The components, by which a time series is composed, are called the components of time series data. A time series is not necessarily composed of all these four components of Time Series Data. The components of time series are (i) Seasonal Effect, (ii) Cyclic Variation, (iii) Secular Trend, and (iv) Irregular Variation. The four basic components of time series are described below.

Different Sources of Variation are:

Seasonal effect (Seasonal Variation or Seasonal Fluctuations)

Many of the time series data exhibit a seasonal variation which is the annual period, e.g., sales and temperature readings. Seasonal variations are easy to understand and can be easily measured or removed from the data to give deseasonalized data. Seasonal Fluctuations describe any regular variation with a period of less than one year. For example, the cost of various types of fruits and vegetables, clothes, unemployment figures, average daily rainfall, increase in the sale of tea in winter, increase in the sale of ice cream in summer, etc., all show seasonal variations.

The changes which repeat themselves within a fixed period, are also called seasonal variations. For example, traffic on roads in the morning and evening hours, Sales at festivals like EID, etc., an increase in the number of passengers at the weekend, etc. Climate, social customs, religious activities, etc cause seasonal variations. The main causes of seasonal variations are seasons, religious festivals, and social customs.

Other Cyclic Changes (Cyclical Variation or Cyclic Fluctuations)

Time series exhibits Cyclical Variations at a fixed period due to some other physical cause, such as daily variation in temperature. Cyclical variation is a non-seasonal component that varies in a recognizable cycle. These variations are considered a more dangerous effect on business and economic activity. Sometimes series exhibits oscillation which does not have a fixed period but is somewhat predictable. For example, economic data is affected by business cycles with a period varying between about 5 and 7 years.

The cyclical component may describe any regular variation (fluctuations) in time series data in weekly or monthly data. The cyclical variation is periodic and repeats itself like a business cycle, which has four phases (i) Peak/Prosperity (ii) Recession (iii) Trough/Depression (iv) Expansion.
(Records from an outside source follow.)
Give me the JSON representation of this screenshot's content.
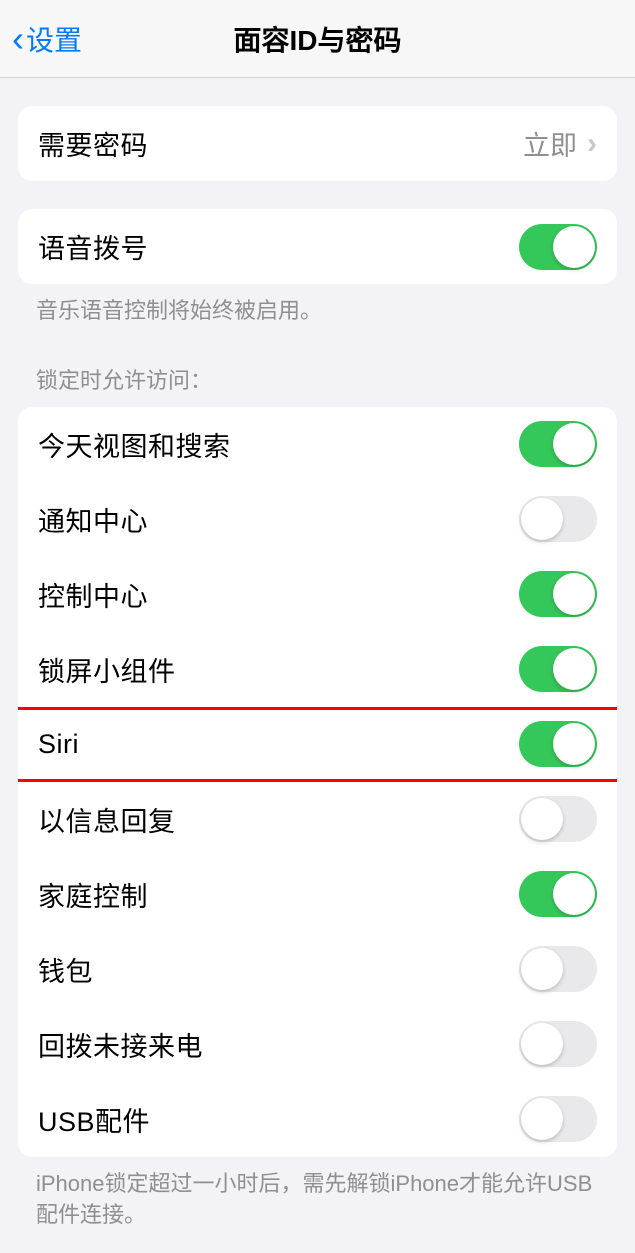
{
  "header": {
    "back_label": "设置",
    "title": "面容ID与密码"
  },
  "require_passcode": {
    "label": "需要密码",
    "value": "立即"
  },
  "voice_dial": {
    "label": "语音拨号",
    "on": true,
    "footer": "音乐语音控制将始终被启用。"
  },
  "lock_access": {
    "header": "锁定时允许访问：",
    "items": [
      {
        "label": "今天视图和搜索",
        "on": true
      },
      {
        "label": "通知中心",
        "on": false
      },
      {
        "label": "控制中心",
        "on": true
      },
      {
        "label": "锁屏小组件",
        "on": true
      },
      {
        "label": "Siri",
        "on": true
      },
      {
        "label": "以信息回复",
        "on": false
      },
      {
        "label": "家庭控制",
        "on": true
      },
      {
        "label": "钱包",
        "on": false
      },
      {
        "label": "回拨未接来电",
        "on": false
      },
      {
        "label": "USB配件",
        "on": false
      }
    ],
    "footer": "iPhone锁定超过一小时后，需先解锁iPhone才能允许USB配件连接。"
  }
}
Trend (Secular Trend or Long Term Variation)

It is a longer-term change. Here we take into account the number of observations available and make a subjective assessment of what is long-term. It represents a relatively smooth, steady, and gradual movement of a time series in the same direction. To understand the meaning of the long term, consider the climate variables. These variables sometimes exhibit cyclic variation over a very long time period such as 50 years.

If one just had 20 years of data, this long-term oscillation would appear to be a trend, but if several hundreds of years of data are available, then long-term oscillations would be visible. These movements are systematic where the movements are broad, steady, showing a slow rise or fall in the same direction. The trend may be linear or non-linear (curvilinear). Some examples of secular trends are:
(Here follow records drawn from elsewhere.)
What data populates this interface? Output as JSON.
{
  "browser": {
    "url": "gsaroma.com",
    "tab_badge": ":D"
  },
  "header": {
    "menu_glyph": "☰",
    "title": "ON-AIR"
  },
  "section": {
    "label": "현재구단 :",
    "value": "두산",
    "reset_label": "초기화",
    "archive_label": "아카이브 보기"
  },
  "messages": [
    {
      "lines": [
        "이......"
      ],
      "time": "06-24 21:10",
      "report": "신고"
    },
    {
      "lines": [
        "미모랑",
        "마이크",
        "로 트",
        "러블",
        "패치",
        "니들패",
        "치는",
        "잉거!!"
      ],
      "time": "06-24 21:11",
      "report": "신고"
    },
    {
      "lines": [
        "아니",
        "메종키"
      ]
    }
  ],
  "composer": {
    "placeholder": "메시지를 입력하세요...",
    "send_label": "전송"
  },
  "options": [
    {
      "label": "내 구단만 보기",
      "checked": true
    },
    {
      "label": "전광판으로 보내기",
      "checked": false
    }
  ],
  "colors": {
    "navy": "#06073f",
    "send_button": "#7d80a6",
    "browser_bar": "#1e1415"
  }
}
Increase in prices,

Increase in pollution,

an increase in the need for wheat,

an increase in literacy rate,

decrease in deaths due to advances in science.

Taking averages over a certain period is a simple way of detecting a trend in seasonal data. Change in averages with time is evidence of a trend in the given series. There are more formal tests for detecting a trend in time series.

Other Irregular Variation (Irregular Fluctuations)

When trend and cyclical variations are removed from a set of time series data, the residual is left, which may or may not be random. Various techniques for analyzing series of this type examine to see “if irregular variation may be explained in terms of probability models such as moving average or autoregressive models, i.e. we can see if any cyclical variation is still left in the residuals. These variations occur due to sudden causes are called residual variations (also called accidental or erratic fluctuations) and are unpredictable. For example, a rise in prices of steel due to strikes in the factory, accidents due to failure of the break, flood, earth quick, and war, etc.

The figure below further explains the components of time series data.